– Medtronic recently selected University of Hospitals (UH) Cleveland Medical Center as the second site for its Stealth Autoguide cranial robotic surgery guidance platform for neurosurgery.
The system aids the spatial positioning and orientation of instrument holders used in neurosurgical procedures.
The surgical tool can be used on adult and pediatric patients suffering from various neurological conditions. The first time experts used Stealth Autoguide on a UH patient was mid-November.
“Medtronic chose us based on our experience in precision, minimally invasive approaches to brain tumors,” Andrew Sloan, MD, director of the brain tumor and neuro-oncology center, as well as the Center for Translational Neuro-oncology at UH’s Neurological Institute and the Seidman Cancer Center, said in the announcement.
With Stealth Autoguide, a surgeon can place an electrode or catheter in the brain or perform a biopsy with the help of a robot, which allows for accuracy in movements, while simultaneously receiving visualization and feedback through a computer system, the press release stated.
Sloan noted that previously, UH leveraged Laster interstitial thermal therapy (LITT), which is a technique used to treat primary and metastatic brain tumors that are hard to reach with traditional surgery.
Additionally, LITT can help with clinical trials for glioblastoma (GMB), including a trial testing the poliovirus against brain cancer.
“The Stealth Autoguide provides us with an important, innovative tool to use for intricate brain procedures,” said Nick Bambakidis, MD, director of the UH Neurological Institute. “This system enables us to precisely and reproducibly target lesions deep within the brain.”
Implementation of the robotic surgery platform will also benefit patients by allowing providers to perform neurosurgeries without shaving the patient’s head. The technology also negates the need for a large stereotactic headframe, which is generally needed for specific brain procedures and surgeries.

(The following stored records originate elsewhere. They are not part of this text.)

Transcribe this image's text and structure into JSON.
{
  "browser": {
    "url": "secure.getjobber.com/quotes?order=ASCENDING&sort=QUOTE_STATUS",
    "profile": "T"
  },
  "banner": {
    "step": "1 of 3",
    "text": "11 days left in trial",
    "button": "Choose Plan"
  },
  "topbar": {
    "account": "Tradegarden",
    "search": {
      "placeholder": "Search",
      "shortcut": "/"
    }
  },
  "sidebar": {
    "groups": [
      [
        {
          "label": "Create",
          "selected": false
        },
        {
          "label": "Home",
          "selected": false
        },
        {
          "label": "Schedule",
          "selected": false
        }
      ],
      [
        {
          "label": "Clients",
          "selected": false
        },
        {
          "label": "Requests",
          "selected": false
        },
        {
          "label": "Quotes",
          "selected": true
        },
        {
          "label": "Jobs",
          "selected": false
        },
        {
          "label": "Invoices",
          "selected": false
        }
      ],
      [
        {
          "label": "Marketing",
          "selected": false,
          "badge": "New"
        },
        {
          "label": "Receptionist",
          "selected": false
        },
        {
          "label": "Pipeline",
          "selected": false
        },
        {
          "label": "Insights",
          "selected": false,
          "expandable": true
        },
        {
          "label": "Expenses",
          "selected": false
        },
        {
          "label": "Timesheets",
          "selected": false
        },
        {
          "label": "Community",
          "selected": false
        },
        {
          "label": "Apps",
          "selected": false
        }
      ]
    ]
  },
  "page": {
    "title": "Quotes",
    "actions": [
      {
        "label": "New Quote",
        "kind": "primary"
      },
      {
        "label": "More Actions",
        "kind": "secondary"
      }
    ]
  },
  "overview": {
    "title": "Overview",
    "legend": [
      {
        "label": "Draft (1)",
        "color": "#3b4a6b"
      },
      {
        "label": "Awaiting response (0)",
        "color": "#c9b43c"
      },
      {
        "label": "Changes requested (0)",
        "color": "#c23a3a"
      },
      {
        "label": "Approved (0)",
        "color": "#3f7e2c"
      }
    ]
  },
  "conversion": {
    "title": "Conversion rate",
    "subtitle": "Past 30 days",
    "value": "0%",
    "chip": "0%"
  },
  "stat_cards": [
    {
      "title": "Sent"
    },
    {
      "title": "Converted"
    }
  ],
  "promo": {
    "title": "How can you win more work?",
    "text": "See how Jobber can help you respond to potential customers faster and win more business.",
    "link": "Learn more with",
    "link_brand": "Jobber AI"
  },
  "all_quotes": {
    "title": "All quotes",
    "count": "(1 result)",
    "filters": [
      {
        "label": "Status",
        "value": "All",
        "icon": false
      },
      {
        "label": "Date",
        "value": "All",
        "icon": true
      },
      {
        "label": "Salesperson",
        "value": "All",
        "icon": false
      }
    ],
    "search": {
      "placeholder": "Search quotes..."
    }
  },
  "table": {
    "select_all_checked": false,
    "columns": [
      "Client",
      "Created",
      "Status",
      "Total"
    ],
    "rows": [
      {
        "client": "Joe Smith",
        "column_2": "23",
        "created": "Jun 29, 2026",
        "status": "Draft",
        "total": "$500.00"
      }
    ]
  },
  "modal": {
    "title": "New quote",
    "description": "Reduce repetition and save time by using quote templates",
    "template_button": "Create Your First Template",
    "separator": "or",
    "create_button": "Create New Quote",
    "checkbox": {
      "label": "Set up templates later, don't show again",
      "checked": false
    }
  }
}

At the end of 2019, Medtronic received FDA clearance for its Stealth Autoguide.
Specifically, the system was cleared for use in biopsy procedures, stereoelectroencephalography (sEEG) depth electrode placement, and for positioning the Visualase bone anchor in catheter placement.
“This technology delivers on the promise that University Hospitals Seidman Cancer Center will lead the region by providing leading edge surgical procedures and outstanding patient outcomes,” said Ted Teknos, MD, president of UH Seidman.
“Robotic technology has revolutionized the field of minimally invasive surgery in many parts of the human body and the central nervous system is one of the last frontiers,” he stated.
Over the past two decades, robotic cancer surgery has seen a significant increase in adoption across clinical specialties.
A February study of 15,893 patients who underwent five major cancer surgery procedures found that robotic cancer surgery was appealing from a patient’s perspective due to the lower out-of-pocket costs compared to open surgery.
Specifically, the largest disparity was for partial colectomy, totaling $4,620 for open surgery and $3,435 for robotic surgery, a $1,140 difference between the two approaches. Length of stay also saw a 0.94 percentage point decrease in the study period.
And hospitals are continuing to adopt the innovative, expensive surgeries despite a recent FDA warning calling on providers to not use robotic surgery for certain procedures given a lack of evidence on risks and benefits.
For example, the use of surgical robots can result in injury, unexpected complications, or possibly poorer long-term patient outcomes. And oftentimes, these systems might not provide accurate feedback, causing adverse events to take place.
Brigham and Women’s Hospital researchers believe that patient demand is to blame.
“A key reason why hospitals are willing to absorb the high up-front costs of robotic surgery is patient demand,” the study highlighted. “Investigators have shown that institutions acquiring surgical robotics have seen a dramatic increase in their surgical volume.”